    for the record - the final coat - all I used was a microfibre cloth and turtlewax light compound -no sand paper at all- buffing by hand for no more than 15-30 seconds.  the most recent coats were very thin as I'm wiping off the finish right after applying... so it could be burn thru - just do not have confidence.  admittedly, I did NOT give it ample time to harden.  Still when I have wet sanded back... it really looks to me like there is a good layer of gloss on the entire thing and the 'dull' spots disappear. 

    • Like 1

  9. so... tonight I'm with heavy heart.  I have been working on this finish for quite a while and every time I think I'm done and start to try to buff it... (just buffing with light compound) I get these dull spots.  80% of the finish looks great.  The dull spots just will not shine up.  They are all following the grain in places that were at one point "high spots".  If I wet sand with 1k they disapear and it looks like I've got plenty of finish everywhere.  Over and over - same result.

    I was reading a thread on tdpri and was looking for feedback on its accuracy from "the tru oil gods" here at projgtr:
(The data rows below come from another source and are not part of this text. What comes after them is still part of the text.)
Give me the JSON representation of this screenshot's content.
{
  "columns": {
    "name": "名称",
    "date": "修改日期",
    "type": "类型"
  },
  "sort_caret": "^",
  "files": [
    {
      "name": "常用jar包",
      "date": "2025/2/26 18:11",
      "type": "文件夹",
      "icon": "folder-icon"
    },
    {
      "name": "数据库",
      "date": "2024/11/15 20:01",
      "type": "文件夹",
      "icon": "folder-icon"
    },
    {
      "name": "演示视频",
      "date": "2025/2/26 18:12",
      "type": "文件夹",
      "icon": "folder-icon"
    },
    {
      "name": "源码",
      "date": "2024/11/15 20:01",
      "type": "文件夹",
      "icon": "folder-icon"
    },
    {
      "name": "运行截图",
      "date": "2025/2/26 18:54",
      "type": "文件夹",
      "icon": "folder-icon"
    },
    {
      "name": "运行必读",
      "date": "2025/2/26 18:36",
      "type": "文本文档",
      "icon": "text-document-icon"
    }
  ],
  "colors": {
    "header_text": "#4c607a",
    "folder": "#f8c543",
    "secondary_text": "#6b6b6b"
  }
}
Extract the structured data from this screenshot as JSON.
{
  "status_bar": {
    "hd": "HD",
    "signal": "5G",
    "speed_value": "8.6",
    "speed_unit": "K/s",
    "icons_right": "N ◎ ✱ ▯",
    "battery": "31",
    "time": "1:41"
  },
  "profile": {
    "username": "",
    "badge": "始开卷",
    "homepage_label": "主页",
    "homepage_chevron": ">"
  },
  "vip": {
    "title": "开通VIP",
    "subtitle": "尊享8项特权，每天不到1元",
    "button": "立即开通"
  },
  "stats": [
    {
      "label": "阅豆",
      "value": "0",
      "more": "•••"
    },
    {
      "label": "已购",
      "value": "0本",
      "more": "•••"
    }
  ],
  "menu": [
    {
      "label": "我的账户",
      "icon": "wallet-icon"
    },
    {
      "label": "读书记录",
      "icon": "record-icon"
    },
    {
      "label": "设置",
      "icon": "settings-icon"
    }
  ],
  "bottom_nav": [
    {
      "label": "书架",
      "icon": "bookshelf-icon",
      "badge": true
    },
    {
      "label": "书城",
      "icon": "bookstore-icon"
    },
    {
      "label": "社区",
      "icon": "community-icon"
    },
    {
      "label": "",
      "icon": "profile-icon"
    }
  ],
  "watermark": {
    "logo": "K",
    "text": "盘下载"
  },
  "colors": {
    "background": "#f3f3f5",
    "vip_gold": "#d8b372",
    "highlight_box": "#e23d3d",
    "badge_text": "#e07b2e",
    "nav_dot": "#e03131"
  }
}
    I've had this same problem. Where it really becomes a problem is when you build up new surface film and the flat spots still remain.
    I have a theory about this. When you start applying the TO, you do get a little penetration into the pores/structure of the wood. This alters the physical characteristics of the wood - basically locks the fibers together. From that point on the penetrated wood will demonstrate a different effect from sanding/polishing than the raw wood.
    If you continue on, building film thickness, levelling, polishing, etc and never again make abrasive contact with the surface of the wood you will not have a problem.
    Conversely, if you do sand/polish down to the actual wood, but do so evenly and everywhere, you also do not have a problem.
    The problem occurs when you contact the wood in only a few spots. When you do that those areas sand/polish to a different effect - and because the effect is in the wood it will remain no matter what you put on top of it.
    The only reliable solution I've found is to sand/strip everything down to bare or near bare and start over again. Try to spot sand it down to bare wood and all you'll do is make a ring at the transition zone.

    I don't want to sand it down to the bare wood as I'm really happy with how the dye turned out and will not risk screwing that up.  I am thinking that tomorrow I'm going to wet sand it back down, and shoot some poly. 

    I guess I'm thinking that the next time I need to really build up the to before doing any sanding and ensure I have enough there to not cause this again (yes, even at this point I haven't given up entirely on someday getting a good gloss using tru oil!)  Would love any/all feedback and perhaps even condolences at this point!

  10. weight is redic... but that's ash for ya (must not be from the species "swampus ashus" huh?).  just my opinion... but I honestly really like the wood of that guitar and if it were for me (i know, i know - i can't have them all) I would consider making a wood pickguard (i also like this pickguard shape) replacement, carve into the back to make it thin-line, and put the kat on the backside.  upside is you wouldn't have to worry about redo on the carve.  just my 2 cents - I know you aren't asking.

    • Like 1

  11. ADFinalLesson I hear ya.  good enough for page it's probably better than good enough for me.  on the other hand... if you are going to go through all the trouble to build a lp... why not shell out a few bux more to get a bookmatch.  I can see it from both sides.  I guess in the end I'll have to see what my wood looks like after I cut it into guitar sized pieces.  thanks for the reply/encouragement!

  12. jeez, stuggling to finish 1 build going on 4 months here, then again I've built a lot of pedals and such in that time so... yup still feel like crap about it.  good on ya.  I'm noticing a pattern in your builds!  prs fan much!!  some beauty there... specially the (what looks like) wenge one.  good work. look fwd to seeing your build threads.